Community leaders from the children’s schools and local recreational centers are also invited to participate in the camp and receive training so that they can run afterschool practices year round.
“[UP is] not just a camp program,” Sidorsky explained. “This ongoing program we have is a significant piece. We don’t just get the kids together for six days [and] say, ‘We’ll see you next year.’ It’s a program that’s meant to be sustainable throughout the year so they can get together and see each other.”
UP relies heavily on the fundraising efforts of its volunteer coaches, who seek out donations from their friends, families and fellow Ultimate players across the United States.
“It’s a grass-roots effort, and we just have to get donations from wherever we can,” Landesman said.
As the camp continues to grow in scope, UP needs to look for funds in other places, and Barkan said the organization is applying for grants this year.

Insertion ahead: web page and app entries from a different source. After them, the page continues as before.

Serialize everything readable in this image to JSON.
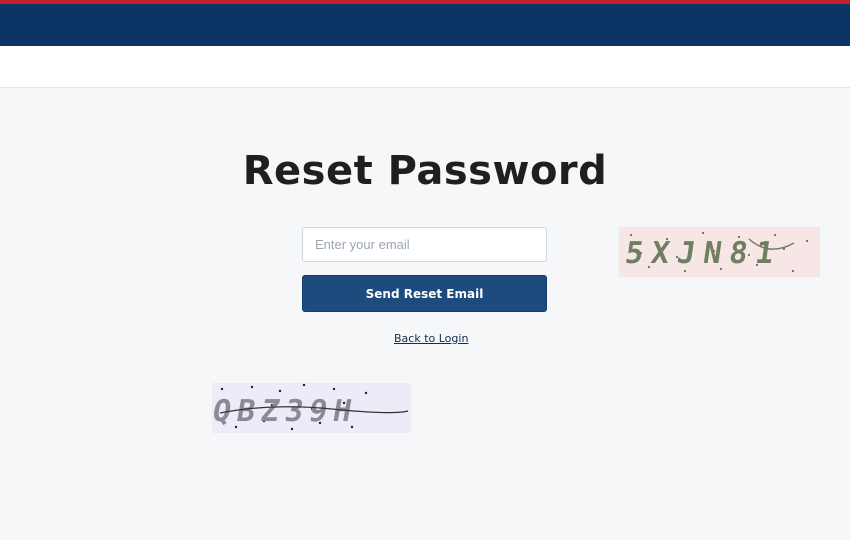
{
  "header": {
    "accent_color": "#c61f2c",
    "bar_color": "#0d3466"
  },
  "page": {
    "title": "Reset Password"
  },
  "form": {
    "email_placeholder": "Enter your email",
    "email_value": "",
    "send_label": "Send Reset Email",
    "back_link": "Back to Login"
  },
  "captchas": [
    {
      "text": "5XJN81",
      "color": "#6f7f5f",
      "background": "#f7e6e6"
    },
    {
      "text": "QBZ39H",
      "color": "#8a8a95",
      "background": "#ebecf7"
    }
  ]
}
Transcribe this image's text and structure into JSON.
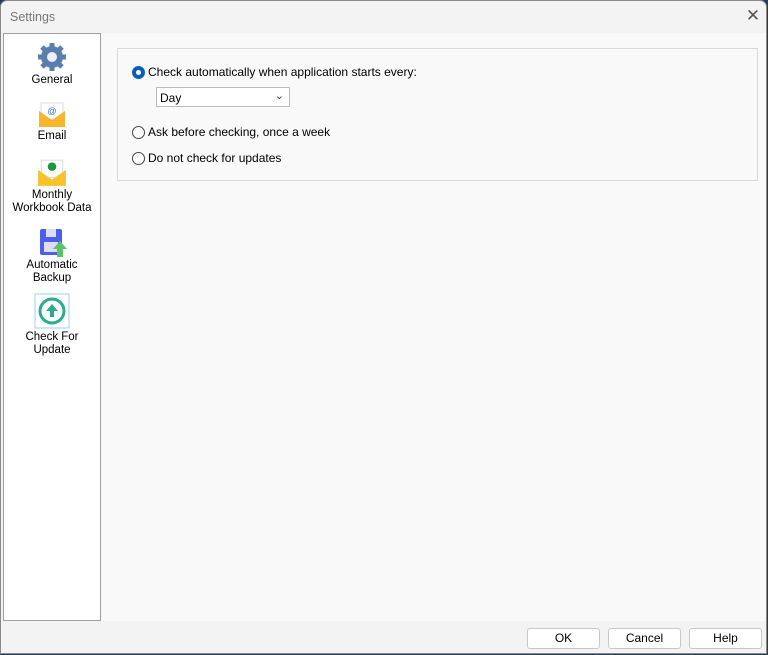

In 2010, the organization received its nonprofit status and is currently awaiting its 501(c)(3) certification.
Contrary to what one might think, the Israeli-Palestinian conflict is not a frequent topic of discussion between the campers or the staff.
“I kind of feel like once you’re at camp, you forget about it,” Landesman said. “The focus is on the kids and the game,” he said.
However, it’s impossible to completely shut out the political atmosphere, especially when it presents hurdles. One of the biggest challenges the camp faces, Landesman said, is securing permits for kids from the West Bank to enter Israel.
“The permit process usually takes up to a month and requires constant calling and checking up on the situation,” said Becca Polivy, regional liaison and intercultural sensitivity consultant at UP.
“The border police can turn them around or delay them for hours,” Barkan said. “It happened the first year with kids from Jericho. It’s a barrier, figuratively and literally.”
In the past two years, coaches from the United States, including Karlinsky and Landesman, spent time with the campers in their homes in the West Bank and in Israeli-Arab villages after the camp.
“It’s kind of something you can’t explain,” Landesman said. “It’s really a life-changing experience.”
Karlinsky recalled a trip to the Israeli-Arab village of Ein Rafa, where campers expressed how much the camp had meant to them.
Getting involved with sports saved them from getting into trouble, Karlinsky said. “These kids believe in the sport for a very important reason. Not only did they like it, but it gave them a reason to be a part of a community. It was really satisfying to see that.”
Although the conflict in the Middle East is infinitely complex, the camp brings the focus back to the simple basics of peaceful human interaction: sharing positive experiences, forming relationships, understanding one another and working together toward a common goal — even if that goal is just getting a Frisbee down the field. It’s one small toss in the right direction.